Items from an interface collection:
==*==
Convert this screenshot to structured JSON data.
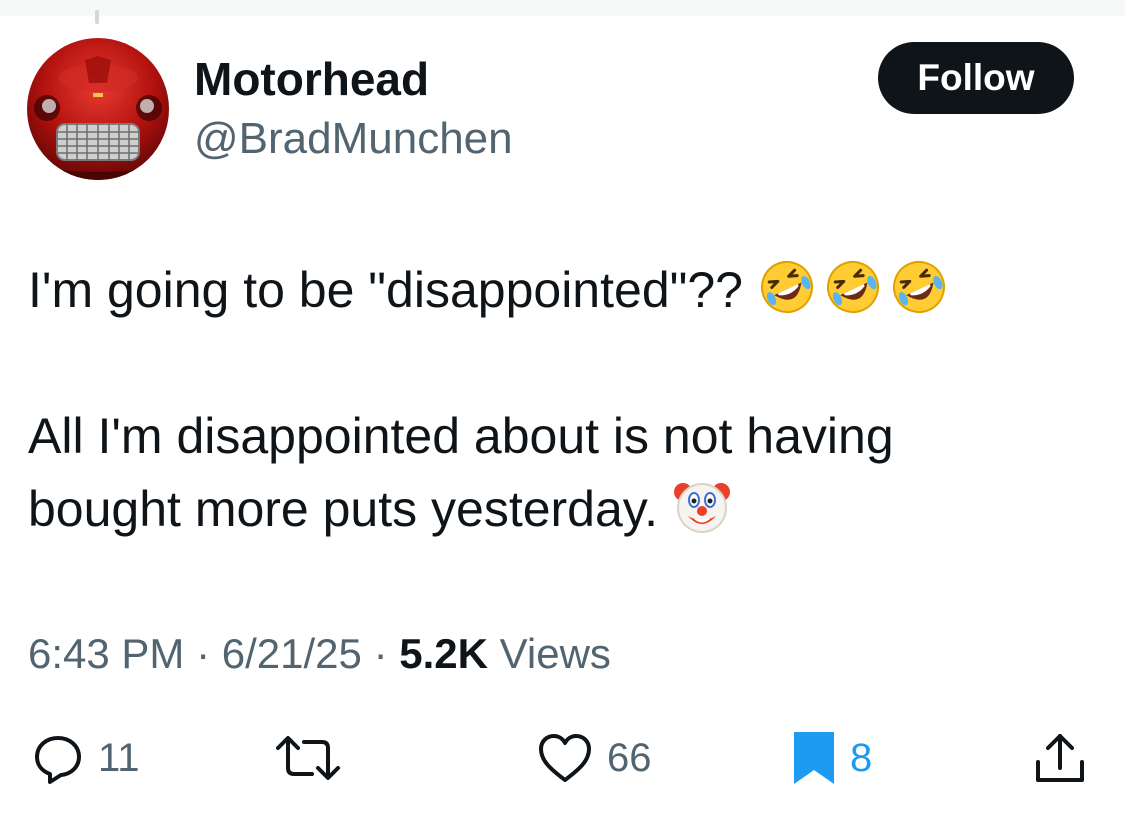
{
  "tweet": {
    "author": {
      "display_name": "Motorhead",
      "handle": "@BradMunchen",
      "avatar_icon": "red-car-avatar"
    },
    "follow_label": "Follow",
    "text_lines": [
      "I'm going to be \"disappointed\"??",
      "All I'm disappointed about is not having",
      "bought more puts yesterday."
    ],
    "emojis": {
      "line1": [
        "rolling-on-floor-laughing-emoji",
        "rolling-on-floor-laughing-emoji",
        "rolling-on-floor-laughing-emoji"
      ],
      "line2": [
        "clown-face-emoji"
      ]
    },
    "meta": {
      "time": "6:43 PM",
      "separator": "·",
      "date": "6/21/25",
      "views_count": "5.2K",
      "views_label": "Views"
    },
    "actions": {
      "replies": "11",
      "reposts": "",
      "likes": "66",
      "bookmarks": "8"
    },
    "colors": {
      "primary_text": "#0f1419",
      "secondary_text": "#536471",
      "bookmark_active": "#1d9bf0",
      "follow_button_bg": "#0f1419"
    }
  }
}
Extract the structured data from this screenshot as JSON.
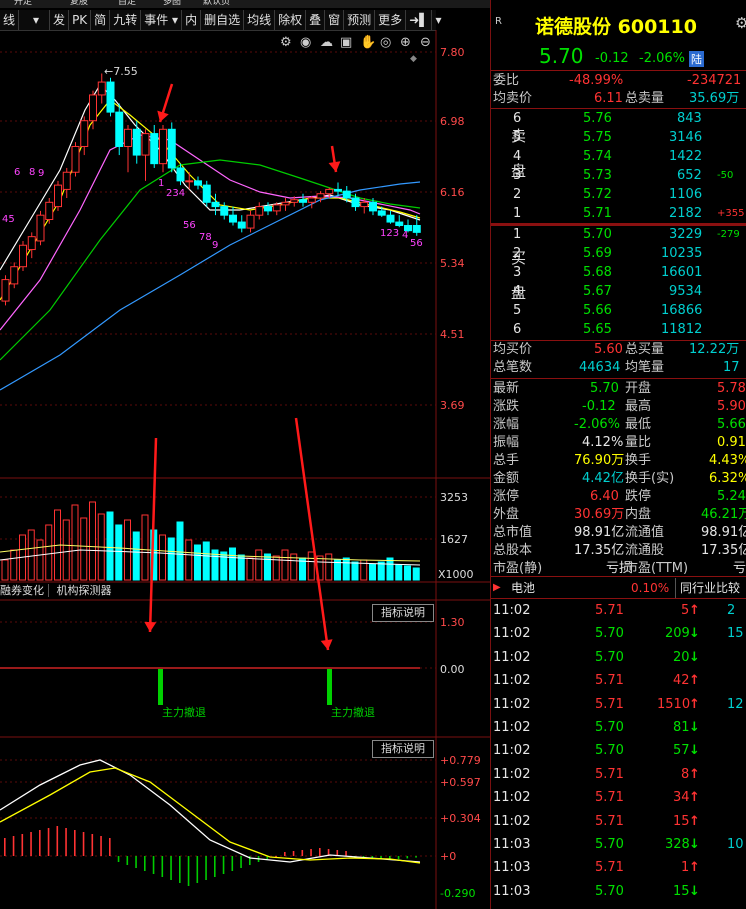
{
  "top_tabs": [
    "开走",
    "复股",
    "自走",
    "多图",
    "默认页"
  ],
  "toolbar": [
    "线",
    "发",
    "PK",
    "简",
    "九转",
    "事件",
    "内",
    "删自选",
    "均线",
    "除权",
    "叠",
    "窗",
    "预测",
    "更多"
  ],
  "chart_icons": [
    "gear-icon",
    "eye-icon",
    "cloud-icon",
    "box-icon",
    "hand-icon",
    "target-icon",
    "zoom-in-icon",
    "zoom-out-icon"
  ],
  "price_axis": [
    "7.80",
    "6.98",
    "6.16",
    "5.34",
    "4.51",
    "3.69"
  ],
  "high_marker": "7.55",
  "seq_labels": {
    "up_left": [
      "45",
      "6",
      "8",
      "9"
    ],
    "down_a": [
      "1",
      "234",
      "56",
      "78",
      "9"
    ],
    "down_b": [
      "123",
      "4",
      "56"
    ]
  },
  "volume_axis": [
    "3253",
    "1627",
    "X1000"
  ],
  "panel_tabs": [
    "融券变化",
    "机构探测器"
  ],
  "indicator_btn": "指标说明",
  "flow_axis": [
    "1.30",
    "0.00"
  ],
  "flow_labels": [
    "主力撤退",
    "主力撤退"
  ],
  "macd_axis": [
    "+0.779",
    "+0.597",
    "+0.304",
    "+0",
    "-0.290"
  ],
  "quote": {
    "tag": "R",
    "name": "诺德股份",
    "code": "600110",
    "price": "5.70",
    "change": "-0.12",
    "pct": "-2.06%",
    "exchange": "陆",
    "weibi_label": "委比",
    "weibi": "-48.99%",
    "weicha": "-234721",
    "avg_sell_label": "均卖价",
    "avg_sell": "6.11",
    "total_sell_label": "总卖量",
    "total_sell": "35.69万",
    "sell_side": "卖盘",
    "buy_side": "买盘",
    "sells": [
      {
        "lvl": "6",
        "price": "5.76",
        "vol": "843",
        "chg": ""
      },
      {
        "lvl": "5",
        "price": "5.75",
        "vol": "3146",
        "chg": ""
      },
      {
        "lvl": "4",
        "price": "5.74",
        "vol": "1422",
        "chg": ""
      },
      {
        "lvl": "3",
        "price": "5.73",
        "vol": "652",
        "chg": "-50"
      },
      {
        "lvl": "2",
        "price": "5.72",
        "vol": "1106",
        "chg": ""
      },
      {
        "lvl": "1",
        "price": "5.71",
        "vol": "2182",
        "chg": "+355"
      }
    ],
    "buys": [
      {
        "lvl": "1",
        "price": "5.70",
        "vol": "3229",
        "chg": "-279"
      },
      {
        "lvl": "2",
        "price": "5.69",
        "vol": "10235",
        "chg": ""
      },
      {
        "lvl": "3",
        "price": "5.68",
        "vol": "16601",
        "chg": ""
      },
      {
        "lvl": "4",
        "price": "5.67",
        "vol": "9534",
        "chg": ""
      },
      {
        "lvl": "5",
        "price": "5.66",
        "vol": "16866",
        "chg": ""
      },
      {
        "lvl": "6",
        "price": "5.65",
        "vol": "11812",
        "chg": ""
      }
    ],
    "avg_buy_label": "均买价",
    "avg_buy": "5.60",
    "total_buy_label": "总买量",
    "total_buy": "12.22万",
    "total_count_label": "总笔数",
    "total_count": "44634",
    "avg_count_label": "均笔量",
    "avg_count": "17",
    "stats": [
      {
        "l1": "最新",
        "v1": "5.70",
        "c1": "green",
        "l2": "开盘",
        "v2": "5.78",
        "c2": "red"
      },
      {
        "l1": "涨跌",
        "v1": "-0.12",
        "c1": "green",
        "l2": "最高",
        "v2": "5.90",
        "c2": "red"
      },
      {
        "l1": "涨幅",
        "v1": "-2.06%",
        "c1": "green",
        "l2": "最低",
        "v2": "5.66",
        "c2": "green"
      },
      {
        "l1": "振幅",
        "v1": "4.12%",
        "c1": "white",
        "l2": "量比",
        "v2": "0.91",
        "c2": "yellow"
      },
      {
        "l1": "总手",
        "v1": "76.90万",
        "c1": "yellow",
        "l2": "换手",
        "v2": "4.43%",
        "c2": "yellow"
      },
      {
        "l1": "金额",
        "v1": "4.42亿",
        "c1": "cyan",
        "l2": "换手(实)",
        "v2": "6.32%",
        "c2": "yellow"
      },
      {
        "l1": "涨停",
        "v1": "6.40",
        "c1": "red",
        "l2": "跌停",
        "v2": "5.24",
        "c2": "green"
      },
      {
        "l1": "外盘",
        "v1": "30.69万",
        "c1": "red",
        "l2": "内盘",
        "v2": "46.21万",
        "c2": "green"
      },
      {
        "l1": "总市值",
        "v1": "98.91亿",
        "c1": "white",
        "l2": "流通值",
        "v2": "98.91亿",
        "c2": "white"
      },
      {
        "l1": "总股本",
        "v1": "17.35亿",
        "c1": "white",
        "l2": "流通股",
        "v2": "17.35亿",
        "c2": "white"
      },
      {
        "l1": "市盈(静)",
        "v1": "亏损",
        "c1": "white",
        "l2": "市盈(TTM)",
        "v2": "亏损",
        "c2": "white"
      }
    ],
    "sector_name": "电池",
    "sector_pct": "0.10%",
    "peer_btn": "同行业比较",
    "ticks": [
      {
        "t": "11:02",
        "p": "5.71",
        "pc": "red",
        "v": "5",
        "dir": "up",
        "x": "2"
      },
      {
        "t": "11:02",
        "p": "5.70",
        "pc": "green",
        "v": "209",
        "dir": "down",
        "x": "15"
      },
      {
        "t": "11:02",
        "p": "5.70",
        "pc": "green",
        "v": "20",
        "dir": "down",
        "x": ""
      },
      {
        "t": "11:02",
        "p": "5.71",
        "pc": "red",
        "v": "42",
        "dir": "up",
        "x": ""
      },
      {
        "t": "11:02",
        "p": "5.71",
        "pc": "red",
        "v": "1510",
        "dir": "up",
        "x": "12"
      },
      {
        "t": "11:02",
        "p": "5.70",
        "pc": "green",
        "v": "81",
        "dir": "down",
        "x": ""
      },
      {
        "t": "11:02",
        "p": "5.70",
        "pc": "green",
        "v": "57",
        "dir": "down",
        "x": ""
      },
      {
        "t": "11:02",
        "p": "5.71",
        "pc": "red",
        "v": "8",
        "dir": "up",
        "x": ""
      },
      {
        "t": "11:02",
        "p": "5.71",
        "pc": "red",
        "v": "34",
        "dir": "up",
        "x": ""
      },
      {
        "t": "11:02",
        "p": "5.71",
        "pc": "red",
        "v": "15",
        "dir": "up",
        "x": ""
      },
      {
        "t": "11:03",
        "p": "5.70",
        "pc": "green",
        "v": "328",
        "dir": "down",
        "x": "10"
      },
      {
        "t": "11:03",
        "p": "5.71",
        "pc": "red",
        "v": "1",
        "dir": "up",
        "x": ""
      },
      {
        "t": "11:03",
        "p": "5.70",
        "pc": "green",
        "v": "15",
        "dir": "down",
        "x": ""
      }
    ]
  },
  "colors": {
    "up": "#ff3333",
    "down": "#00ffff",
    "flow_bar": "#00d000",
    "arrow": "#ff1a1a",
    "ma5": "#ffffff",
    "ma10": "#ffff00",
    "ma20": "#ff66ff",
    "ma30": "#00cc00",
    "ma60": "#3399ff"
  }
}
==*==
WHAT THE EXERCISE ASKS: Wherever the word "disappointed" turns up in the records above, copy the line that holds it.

SOLUTION BELOW:
      "I'm going to be \"disappointed\"??",
      "All I'm disappointed about is not having",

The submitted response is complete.